Problem details: Look through the material below and show every line with the word "data".

Record excerpts:
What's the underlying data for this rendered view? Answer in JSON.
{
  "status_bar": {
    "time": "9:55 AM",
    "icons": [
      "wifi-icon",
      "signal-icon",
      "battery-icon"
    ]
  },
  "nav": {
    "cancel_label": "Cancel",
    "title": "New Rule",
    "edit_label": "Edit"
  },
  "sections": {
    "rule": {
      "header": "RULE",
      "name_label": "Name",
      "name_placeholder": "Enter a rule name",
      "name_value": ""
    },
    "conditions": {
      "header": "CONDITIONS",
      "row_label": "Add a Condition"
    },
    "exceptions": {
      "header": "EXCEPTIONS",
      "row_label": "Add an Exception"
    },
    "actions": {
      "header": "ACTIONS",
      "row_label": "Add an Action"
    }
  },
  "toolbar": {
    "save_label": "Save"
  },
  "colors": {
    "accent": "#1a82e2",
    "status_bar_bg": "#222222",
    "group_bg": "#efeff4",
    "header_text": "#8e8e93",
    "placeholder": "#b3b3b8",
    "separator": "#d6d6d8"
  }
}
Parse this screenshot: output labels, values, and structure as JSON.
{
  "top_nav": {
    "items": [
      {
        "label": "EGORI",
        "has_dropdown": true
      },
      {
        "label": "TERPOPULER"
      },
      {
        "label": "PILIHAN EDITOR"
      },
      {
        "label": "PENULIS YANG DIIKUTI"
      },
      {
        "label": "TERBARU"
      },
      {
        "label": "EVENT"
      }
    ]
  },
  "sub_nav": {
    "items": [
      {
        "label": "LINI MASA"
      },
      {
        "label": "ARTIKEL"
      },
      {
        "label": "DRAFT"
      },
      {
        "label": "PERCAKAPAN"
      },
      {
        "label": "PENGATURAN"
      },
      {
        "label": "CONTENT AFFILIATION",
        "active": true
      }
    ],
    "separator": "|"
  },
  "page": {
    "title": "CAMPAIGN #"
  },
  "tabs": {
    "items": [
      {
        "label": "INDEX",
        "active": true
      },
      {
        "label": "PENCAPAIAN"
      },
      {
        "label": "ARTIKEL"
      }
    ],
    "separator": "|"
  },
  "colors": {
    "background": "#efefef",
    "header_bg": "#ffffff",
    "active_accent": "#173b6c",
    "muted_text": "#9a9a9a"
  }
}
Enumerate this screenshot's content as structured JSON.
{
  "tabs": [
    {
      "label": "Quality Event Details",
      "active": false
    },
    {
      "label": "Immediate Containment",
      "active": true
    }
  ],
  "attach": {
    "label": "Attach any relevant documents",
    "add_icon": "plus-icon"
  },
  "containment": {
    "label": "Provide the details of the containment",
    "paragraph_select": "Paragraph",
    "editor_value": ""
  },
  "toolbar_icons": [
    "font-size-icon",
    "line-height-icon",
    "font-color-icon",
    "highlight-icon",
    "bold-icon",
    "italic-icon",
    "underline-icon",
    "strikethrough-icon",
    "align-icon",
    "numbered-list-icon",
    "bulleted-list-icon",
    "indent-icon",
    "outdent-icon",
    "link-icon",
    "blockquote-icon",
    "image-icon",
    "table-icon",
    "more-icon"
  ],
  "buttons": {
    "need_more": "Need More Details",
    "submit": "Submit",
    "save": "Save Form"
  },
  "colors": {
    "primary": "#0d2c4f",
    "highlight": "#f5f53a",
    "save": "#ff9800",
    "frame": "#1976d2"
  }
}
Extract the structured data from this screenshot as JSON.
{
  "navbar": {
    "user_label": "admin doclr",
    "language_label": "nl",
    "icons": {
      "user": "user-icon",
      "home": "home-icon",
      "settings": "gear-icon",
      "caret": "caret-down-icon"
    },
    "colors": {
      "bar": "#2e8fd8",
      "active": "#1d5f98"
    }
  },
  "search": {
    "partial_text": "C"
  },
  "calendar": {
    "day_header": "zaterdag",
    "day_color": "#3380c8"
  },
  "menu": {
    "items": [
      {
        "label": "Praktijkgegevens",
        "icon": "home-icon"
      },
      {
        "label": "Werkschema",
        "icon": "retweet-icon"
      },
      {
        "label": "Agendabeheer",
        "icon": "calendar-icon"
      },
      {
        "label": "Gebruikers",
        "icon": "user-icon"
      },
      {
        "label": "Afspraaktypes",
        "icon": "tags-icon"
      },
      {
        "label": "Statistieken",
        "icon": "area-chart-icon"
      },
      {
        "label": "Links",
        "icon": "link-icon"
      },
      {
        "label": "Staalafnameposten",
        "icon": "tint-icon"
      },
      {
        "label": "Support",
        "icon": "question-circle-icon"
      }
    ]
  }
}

Task response:
What's the underlying data for this rendered view? Answer in JSON.
Extract the structured data from this screenshot as JSON.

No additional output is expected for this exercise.